The queues are too great to visit Anne Frank’s house today but the surrounding area is exquisite. Trees line canals and pretty pavements run down either side. Straight rows of houses face each other across the canal. Four to six storeys high the houses are tall and narrow, pressed together like dominos in a pack. Angus informs me that the long windows of these houses hark back to a Calvinist past where the house – like the soul – was to have nothing to hide.

We stop for more refreshment, this time with some food that doesn’t scare me. From my café seat on the riverbank with a glass of Rosé in one hand and some strong ‘auld’ cheese in the other I can at last look up to observe the roof-tops. Each one is different. Like pinnacles in a crown some are triangular, some flame-shaped, but all look one-dimensional as if each slim house were sporting an elaborate headdress.

Redeeming my poor show at lunch I choose a typically Dutch supper of ham, new potatoes, butter and white asparagus – a simple dish that makes me happy. Which is a good thing because we are about to set off for our final destination – the one I am most apprehensive about.

“Don’t be such a wuss,” Angus says, paying the bill and standing decisively. “You can’t come to Amsterdam and not see the Red Light District.”

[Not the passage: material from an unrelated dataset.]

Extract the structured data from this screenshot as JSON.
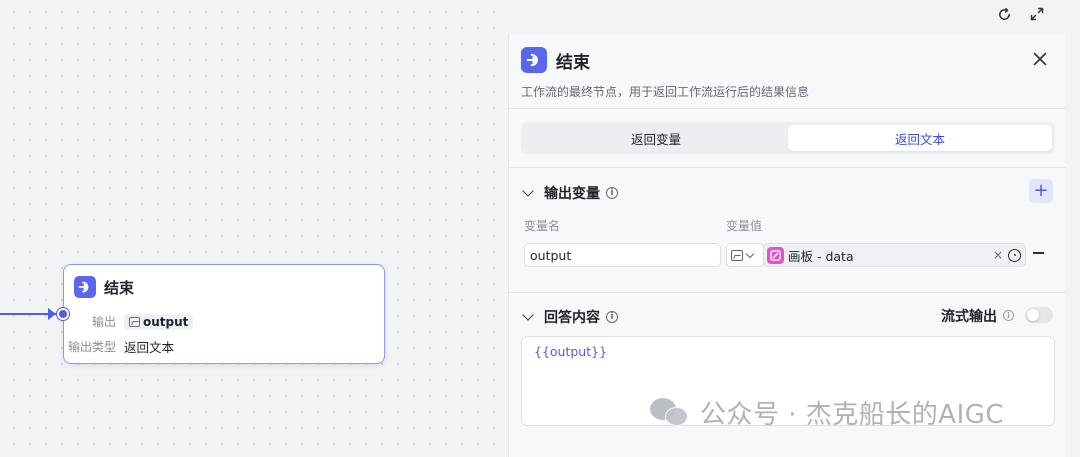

It is surprisingly underwhelming. Girls in luminous bikinis, many of them chatting into their mobiles, stand in shop windows looking bored – snaking into life with a curve of the hips and a widening of their eyes only when a punter peers in. Gormless groups of English stags goad each other like teenagers and run away, giggling.

“He’ll come back later, ” Angus remarks of a young man whose shyness doesn’t quite cover his evident curiosity, “when he’s had enough to drink.”

Pubs on every corner are full of tourists drinking in what might appropriately be called ‘Dutch Courage’. Many of the shop windows are empty already, their contents bought or borrowed for the hour.

We head back to our bikes away from the bustle of the night, quietened but lacking the sense of horror I had imagined I would feel. There is an air of laidback unshockability to this city, a sense of dignity and self-possession that welcomes without needing to try too hard to impress. Much like, perhaps, the Dutch themselves.